**What is required:** Would you please copy every line of the material that follows, exactly as it reads?

**Records for this task:**
=-=-=
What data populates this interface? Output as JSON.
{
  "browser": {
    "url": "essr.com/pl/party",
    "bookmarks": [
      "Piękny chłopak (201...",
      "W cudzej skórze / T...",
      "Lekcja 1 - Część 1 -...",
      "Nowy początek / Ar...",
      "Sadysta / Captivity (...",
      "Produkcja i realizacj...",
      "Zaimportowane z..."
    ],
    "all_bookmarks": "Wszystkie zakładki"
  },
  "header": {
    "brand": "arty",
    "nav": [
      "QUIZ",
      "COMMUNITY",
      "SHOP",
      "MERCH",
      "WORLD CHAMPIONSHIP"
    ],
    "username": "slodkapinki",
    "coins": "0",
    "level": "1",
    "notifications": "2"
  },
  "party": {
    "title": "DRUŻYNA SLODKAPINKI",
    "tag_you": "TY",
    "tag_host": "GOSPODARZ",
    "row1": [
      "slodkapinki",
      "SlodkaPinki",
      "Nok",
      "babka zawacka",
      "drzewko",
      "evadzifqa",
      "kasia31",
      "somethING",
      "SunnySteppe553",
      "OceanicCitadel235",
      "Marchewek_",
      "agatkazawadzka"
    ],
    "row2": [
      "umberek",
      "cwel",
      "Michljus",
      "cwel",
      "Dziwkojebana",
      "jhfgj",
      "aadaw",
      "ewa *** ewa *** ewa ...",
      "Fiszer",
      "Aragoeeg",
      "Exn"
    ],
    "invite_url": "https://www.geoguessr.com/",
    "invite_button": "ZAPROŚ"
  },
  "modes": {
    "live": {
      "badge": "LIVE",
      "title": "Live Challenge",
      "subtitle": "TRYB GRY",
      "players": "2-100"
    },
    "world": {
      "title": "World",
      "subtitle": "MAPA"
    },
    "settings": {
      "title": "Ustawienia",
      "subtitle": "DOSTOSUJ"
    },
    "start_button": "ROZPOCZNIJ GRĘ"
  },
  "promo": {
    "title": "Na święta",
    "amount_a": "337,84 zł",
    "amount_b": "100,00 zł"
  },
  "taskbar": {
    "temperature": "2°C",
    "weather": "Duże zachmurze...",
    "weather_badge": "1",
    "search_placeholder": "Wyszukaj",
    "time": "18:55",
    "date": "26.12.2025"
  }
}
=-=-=
**Response to the task:**
What data populates this interface? Output as JSON.
{
  "browser": {
    "url": "essr.com/pl/party",
    "bookmarks": [
      "Piękny chłopak (201...",
      "W cudzej skórze / T...",
      "Lekcja 1 - Część 1 -...",
      "Nowy początek / Ar...",
      "Sadysta / Captivity (...",
      "Produkcja i realizacj...",
      "Zaimportowane z..."
    ],
    "all_bookmarks": "Wszystkie zakładki"
  },
  "header": {
    "brand": "arty",
    "nav": [
      "QUIZ",
      "COMMUNITY",
      "SHOP",
      "MERCH",
      "WORLD CHAMPIONSHIP"
    ],
    "username": "slodkapinki",
    "coins": "0",
    "level": "1",
    "notifications": "2"
  },
  "party": {
    "title": "DRUŻYNA SLODKAPINKI",
    "tag_you": "TY",
    "tag_host": "GOSPODARZ",
    "row1": [
      "slodkapinki",
      "SlodkaPinki",
      "Nok",
      "babka zawacka",
      "drzewko",
      "evadzifqa",
      "kasia31",
      "somethING",
      "SunnySteppe553",
      "OceanicCitadel235",
      "Marchewek_",
      "agatkazawadzka"
    ],
    "row2": [
      "umberek",
      "cwel",
      "Michljus",
      "cwel",
      "Dziwkojebana",
      "jhfgj",
      "aadaw",
      "ewa *** ewa *** ewa ...",
      "Fiszer",
      "Aragoeeg",
      "Exn"
    ],
    "invite_url": "https://www.geoguessr.com/",
    "invite_button": "ZAPROŚ"
  },
  "modes": {
    "live": {
      "badge": "LIVE",
      "title": "Live Challenge",
      "subtitle": "TRYB GRY",
      "players": "2-100"
    },
    "world": {
      "title": "World",
      "subtitle": "MAPA"
    },
    "settings": {
      "title": "Ustawienia",
      "subtitle": "DOSTOSUJ"
    },
    "start_button": "ROZPOCZNIJ GRĘ"
  },
  "promo": {
    "title": "Na święta",
    "amount_a": "337,84 zł",
    "amount_b": "100,00 zł"
  },
  "taskbar": {
    "temperature": "2°C",
    "weather": "Duże zachmurze...",
    "weather_badge": "1",
    "search_placeholder": "Wyszukaj",
    "time": "18:55",
    "date": "26.12.2025"
  }
}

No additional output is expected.